How People Conceptualized Mental
Illness and Its Treatment
Academic psychology and psychoanalysis are essentially brainchildren of the 20th century. Madness, on the other hand, is as old as the human race. Its origins, the causes of mania and depression, have puzzled philosophers, physicians, and theologians throughout history. How people conceptualize mental illness tells us a great deal about how they see themselves. Insanity, after all, is a mirror image—albeit a distorted one—of our hidden self, with all its possibilities. We wonder, what is it that has gone wrong in the melancholic? Is the problem in the mind, the brain, the blood, the bodily organs, or is melancholia due to some supernatural force taking possession of the afflicted person ? The answers to these questions have varied over time and from one culture to another.
In the absence of empirical information about the etiology of mood disorders and other forms of mental illness, society needed theories about the subject in order to devise forms of treatment, punishment, even the annihilation of people suffering from madness.
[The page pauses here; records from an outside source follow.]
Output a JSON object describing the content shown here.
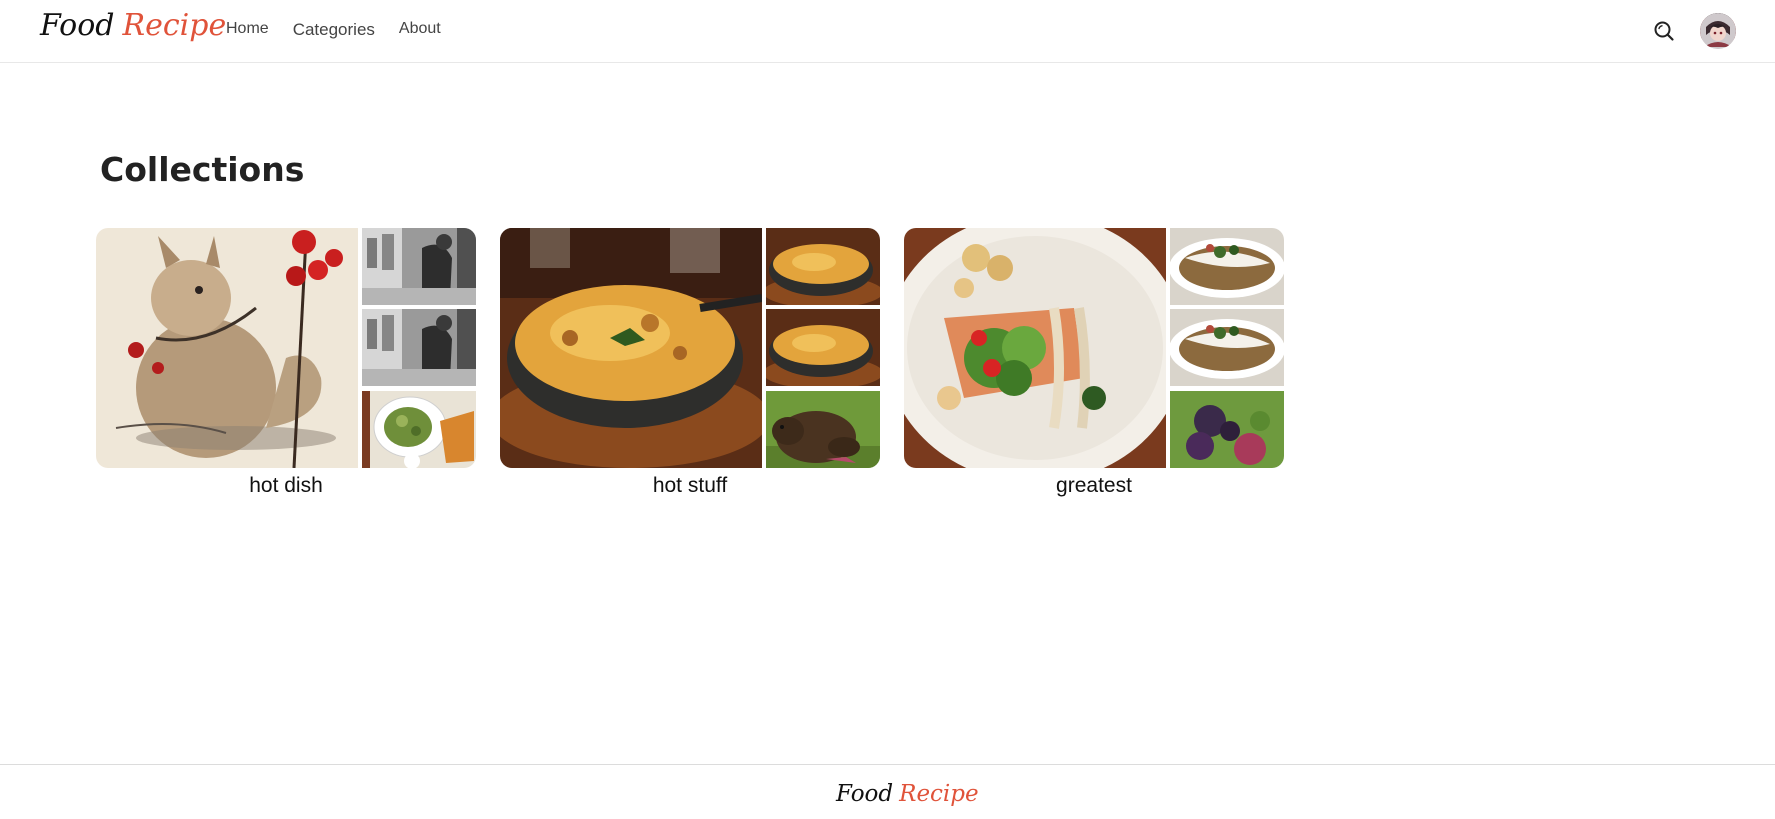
{
  "brand": {
    "word1": "Food",
    "word2": "Recipe",
    "accent_color": "#e0533a"
  },
  "nav": {
    "items": [
      "Home",
      "Categories",
      "About"
    ]
  },
  "header": {
    "search_icon": "search-icon",
    "avatar": "user-avatar"
  },
  "main": {
    "title": "Collections",
    "collections": [
      {
        "name": "hot dish"
      },
      {
        "name": "hot stuff"
      },
      {
        "name": "greatest"
      }
    ]
  },
  "footer": {
    "word1": "Food",
    "word2": "Recipe"
  }
}
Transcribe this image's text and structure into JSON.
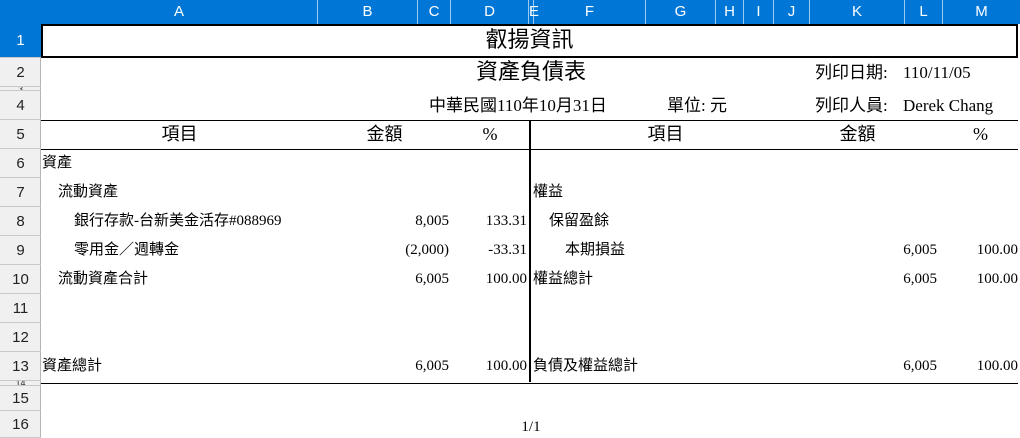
{
  "columns": [
    "A",
    "B",
    "C",
    "D",
    "E",
    "F",
    "G",
    "H",
    "I",
    "J",
    "K",
    "L",
    "M"
  ],
  "rows": [
    "1",
    "2",
    "3",
    "4",
    "5",
    "6",
    "7",
    "8",
    "9",
    "10",
    "11",
    "12",
    "13",
    "14",
    "15",
    "16"
  ],
  "report": {
    "company": "叡揚資訊",
    "title": "資產負債表",
    "date_label": "中華民國110年10月31日",
    "unit_label": "單位: 元",
    "print_date_label": "列印日期:",
    "print_date": "110/11/05",
    "printer_label": "列印人員:",
    "printer": "Derek Chang"
  },
  "headers": {
    "left_item": "項目",
    "left_amount": "金額",
    "left_pct": "%",
    "right_item": "項目",
    "right_amount": "金額",
    "right_pct": "%"
  },
  "left": {
    "assets": "資產",
    "current_assets": "流動資產",
    "bank_label": "銀行存款-台新美金活存#088969",
    "bank_amount": "8,005",
    "bank_pct": "133.31",
    "petty_label": "零用金／週轉金",
    "petty_amount": "(2,000)",
    "petty_pct": "-33.31",
    "current_total_label": "流動資產合計",
    "current_total_amount": "6,005",
    "current_total_pct": "100.00",
    "assets_total_label": "資產總計",
    "assets_total_amount": "6,005",
    "assets_total_pct": "100.00"
  },
  "right": {
    "equity": "權益",
    "retained": "保留盈餘",
    "period_pl_label": "本期損益",
    "period_pl_amount": "6,005",
    "period_pl_pct": "100.00",
    "equity_total_label": "權益總計",
    "equity_total_amount": "6,005",
    "equity_total_pct": "100.00",
    "liab_equity_total_label": "負債及權益總計",
    "liab_equity_total_amount": "6,005",
    "liab_equity_total_pct": "100.00"
  },
  "page_number": "1/1",
  "colors": {
    "header_blue": "#0077d6"
  }
}
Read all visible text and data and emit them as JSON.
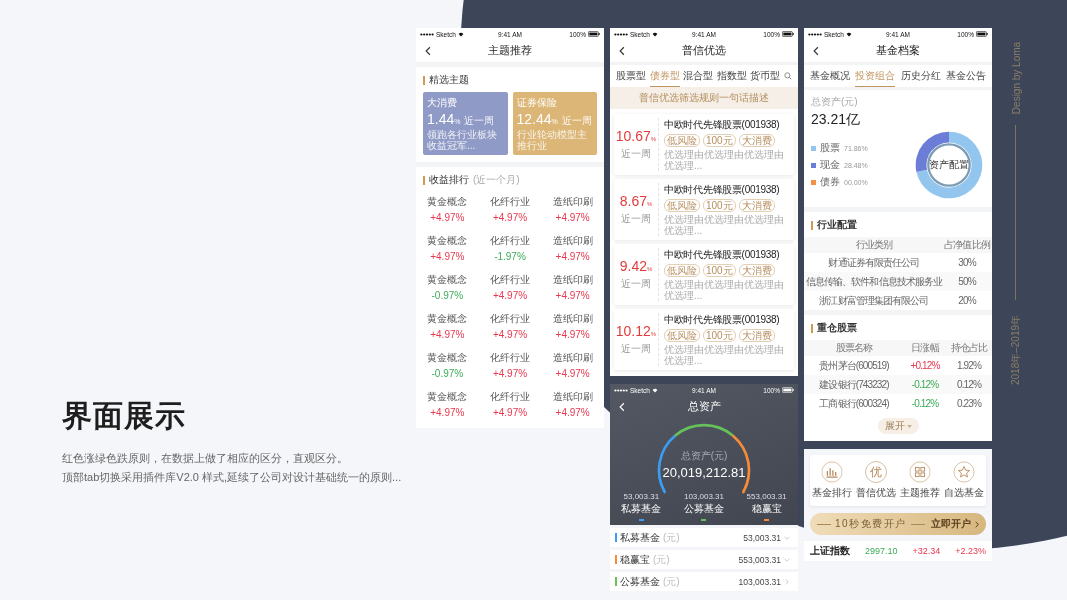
{
  "heading": "界面展示",
  "description": [
    "红色涨绿色跌原则，在数据上做了相应的区分，直观区分。",
    "顶部tab切换采用插件库V2.0 样式,延续了公司对设计基础统一的原则..."
  ],
  "credit": {
    "author": "Design by Loma",
    "years": "2018年–2019年"
  },
  "screens": [
    {
      "kind": "themes",
      "status_bar": {
        "carrier": "Sketch",
        "time": "9:41 AM",
        "battery": "100%"
      },
      "title": "主题推荐",
      "featured": {
        "title": "精选主题",
        "items": [
          {
            "name": "大消费",
            "value": "1.44",
            "unit": "%",
            "period": "近一周",
            "desc": "领跑各行业板块收益冠军...",
            "color": "#8f9bc6"
          },
          {
            "name": "证券保险",
            "value": "12.44",
            "unit": "%",
            "period": "近一周",
            "desc": "行业轮动模型主推行业",
            "color": "#dcb676"
          }
        ]
      },
      "ranking": {
        "title": "收益排行",
        "note": "(近一个月)",
        "rows": [
          {
            "cells": [
              {
                "name": "黄金概念",
                "change": "+4.97%",
                "rising": true
              },
              {
                "name": "化纤行业",
                "change": "+4.97%",
                "rising": true
              },
              {
                "name": "造纸印刷",
                "change": "+4.97%",
                "rising": true
              }
            ]
          },
          {
            "cells": [
              {
                "name": "黄金概念",
                "change": "+4.97%",
                "rising": true
              },
              {
                "name": "化纤行业",
                "change": "-1.97%",
                "rising": false
              },
              {
                "name": "造纸印刷",
                "change": "+4.97%",
                "rising": true
              }
            ]
          },
          {
            "cells": [
              {
                "name": "黄金概念",
                "change": "-0.97%",
                "rising": false
              },
              {
                "name": "化纤行业",
                "change": "+4.97%",
                "rising": true
              },
              {
                "name": "造纸印刷",
                "change": "+4.97%",
                "rising": true
              }
            ]
          },
          {
            "cells": [
              {
                "name": "黄金概念",
                "change": "+4.97%",
                "rising": true
              },
              {
                "name": "化纤行业",
                "change": "+4.97%",
                "rising": true
              },
              {
                "name": "造纸印刷",
                "change": "+4.97%",
                "rising": true
              }
            ]
          },
          {
            "cells": [
              {
                "name": "黄金概念",
                "change": "-0.97%",
                "rising": false
              },
              {
                "name": "化纤行业",
                "change": "+4.97%",
                "rising": true
              },
              {
                "name": "造纸印刷",
                "change": "+4.97%",
                "rising": true
              }
            ]
          },
          {
            "cells": [
              {
                "name": "黄金概念",
                "change": "+4.97%",
                "rising": true
              },
              {
                "name": "化纤行业",
                "change": "+4.97%",
                "rising": true
              },
              {
                "name": "造纸印刷",
                "change": "+4.97%",
                "rising": true
              }
            ]
          }
        ]
      }
    },
    {
      "kind": "picks",
      "status_bar": {
        "carrier": "Sketch",
        "time": "9:41 AM",
        "battery": "100%"
      },
      "title": "普信优选",
      "tabs": [
        {
          "label": "股票型",
          "selected": false
        },
        {
          "label": "债券型",
          "selected": true
        },
        {
          "label": "混合型",
          "selected": false
        },
        {
          "label": "指数型",
          "selected": false
        },
        {
          "label": "货币型",
          "selected": false
        }
      ],
      "notice": "普信优选筛选规则一句话描述",
      "funds": [
        {
          "rate": "10.67",
          "unit": "%",
          "period": "近一周",
          "name": "中欧时代先锋股票(001938)",
          "tags": [
            "低风险",
            "100元",
            "大消费"
          ],
          "reason": "优选理由优选理由优选理由优选理..."
        },
        {
          "rate": "8.67",
          "unit": "%",
          "period": "近一周",
          "name": "中欧时代先锋股票(001938)",
          "tags": [
            "低风险",
            "100元",
            "大消费"
          ],
          "reason": "优选理由优选理由优选理由优选理..."
        },
        {
          "rate": "9.42",
          "unit": "%",
          "period": "近一周",
          "name": "中欧时代先锋股票(001938)",
          "tags": [
            "低风险",
            "100元",
            "大消费"
          ],
          "reason": "优选理由优选理由优选理由优选理..."
        },
        {
          "rate": "10.12",
          "unit": "%",
          "period": "近一周",
          "name": "中欧时代先锋股票(001938)",
          "tags": [
            "低风险",
            "100元",
            "大消费"
          ],
          "reason": "优选理由优选理由优选理由优选理..."
        }
      ]
    },
    {
      "kind": "assets",
      "status_bar": {
        "carrier": "Sketch",
        "time": "9:41 AM",
        "battery": "100%"
      },
      "title": "总资产",
      "total_label": "总资产(元)",
      "total": "20,019,212.81",
      "parts": [
        {
          "value": "53,003.31",
          "name": "私募基金",
          "color": "#3b9cf2"
        },
        {
          "value": "103,003.31",
          "name": "公募基金",
          "color": "#66c15a"
        },
        {
          "value": "553,003.31",
          "name": "稳赢宝",
          "color": "#f68b3a"
        }
      ],
      "accounts": [
        {
          "name": "私募基金",
          "unit": "(元)",
          "value": "53,003.31",
          "color": "#3b9cf2",
          "kind": "dropdown"
        },
        {
          "name": "稳赢宝",
          "unit": "(元)",
          "value": "553,003.31",
          "color": "#f68b3a",
          "kind": "dropdown"
        },
        {
          "name": "公募基金",
          "unit": "(元)",
          "value": "103,003.31",
          "color": "#66c15a",
          "kind": "link"
        }
      ]
    },
    {
      "kind": "profile",
      "status_bar": {
        "carrier": "Sketch",
        "time": "9:41 AM",
        "battery": "100%"
      },
      "title": "基金档案",
      "tabs": [
        {
          "label": "基金概况",
          "selected": false
        },
        {
          "label": "投资组合",
          "selected": true
        },
        {
          "label": "历史分红",
          "selected": false
        },
        {
          "label": "基金公告",
          "selected": false
        }
      ],
      "total_label": "总资产(元)",
      "total": "23.21亿",
      "allocation": [
        {
          "share": "71.86%",
          "color": "#93c6ef"
        },
        {
          "share": "28.48%",
          "color": "#6b7dd6"
        },
        {
          "share": "00.00%",
          "color": "#f59048"
        }
      ],
      "chart_data": {
        "type": "donut",
        "title": "资产配置",
        "categories": [
          "股票",
          "现金",
          "债券"
        ],
        "values": [
          71.86,
          28.48,
          0
        ]
      },
      "industry": {
        "title": "行业配置",
        "columns": [
          "行业类别",
          "占净值比例"
        ],
        "rows": [
          [
            "财通证券有限责任公司",
            "30%"
          ],
          [
            "信息传输、软件和信息技术服务业",
            "50%"
          ],
          [
            "浙江财富管理集团有限公司",
            "20%"
          ]
        ]
      },
      "holdings": {
        "title": "重仓股票",
        "columns": [
          "股票名称",
          "日涨幅",
          "持仓占比"
        ],
        "rows": [
          {
            "name": "贵州茅台(600519)",
            "change": "+0.12%",
            "rising": true,
            "share": "1.92%"
          },
          {
            "name": "建设银行(743232)",
            "change": "-0.12%",
            "rising": false,
            "share": "0.12%"
          },
          {
            "name": "工商银行(600324)",
            "change": "-0.12%",
            "rising": false,
            "share": "0.23%"
          }
        ],
        "expand": "展开"
      }
    },
    {
      "kind": "home",
      "shortcuts": [
        {
          "kind": "bars",
          "label": "基金排行"
        },
        {
          "kind": "glyph",
          "glyph": "优",
          "label": "普信优选"
        },
        {
          "kind": "grid",
          "label": "主题推荐"
        },
        {
          "kind": "star",
          "label": "自选基金"
        }
      ],
      "promo": {
        "text": "10秒免费开户",
        "action": "立即开户"
      },
      "index": {
        "name": "上证指数",
        "cells": [
          {
            "text": "2997.10",
            "rising": false
          },
          {
            "text": "+32.34",
            "rising": true
          },
          {
            "text": "+2.23%",
            "rising": true
          }
        ]
      }
    }
  ]
}
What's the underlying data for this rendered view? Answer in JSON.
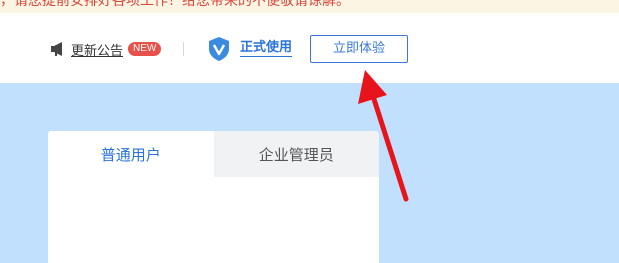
{
  "notice": {
    "text": "，请您提前安排好各项工作！给您带来的不便敬请谅解。"
  },
  "header": {
    "announcement_label": "更新公告",
    "new_badge": "NEW",
    "formal_use_label": "正式使用",
    "trial_button_label": "立即体验"
  },
  "login": {
    "tabs": [
      {
        "label": "普通用户",
        "active": true
      },
      {
        "label": "企业管理员",
        "active": false
      }
    ]
  },
  "colors": {
    "accent": "#2a73d9",
    "badge": "#e8504a",
    "hero_bg": "#c0e0fe",
    "notice_text": "#d9463a",
    "annotation_arrow": "#e8141c"
  },
  "icons": {
    "announcement": "megaphone-icon",
    "formal_use": "shield-icon"
  }
}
The attitudes towards and the understanding of mental illness have ranged from the entirely empirical to the fantastic and from the purely misanthropic to the truly hu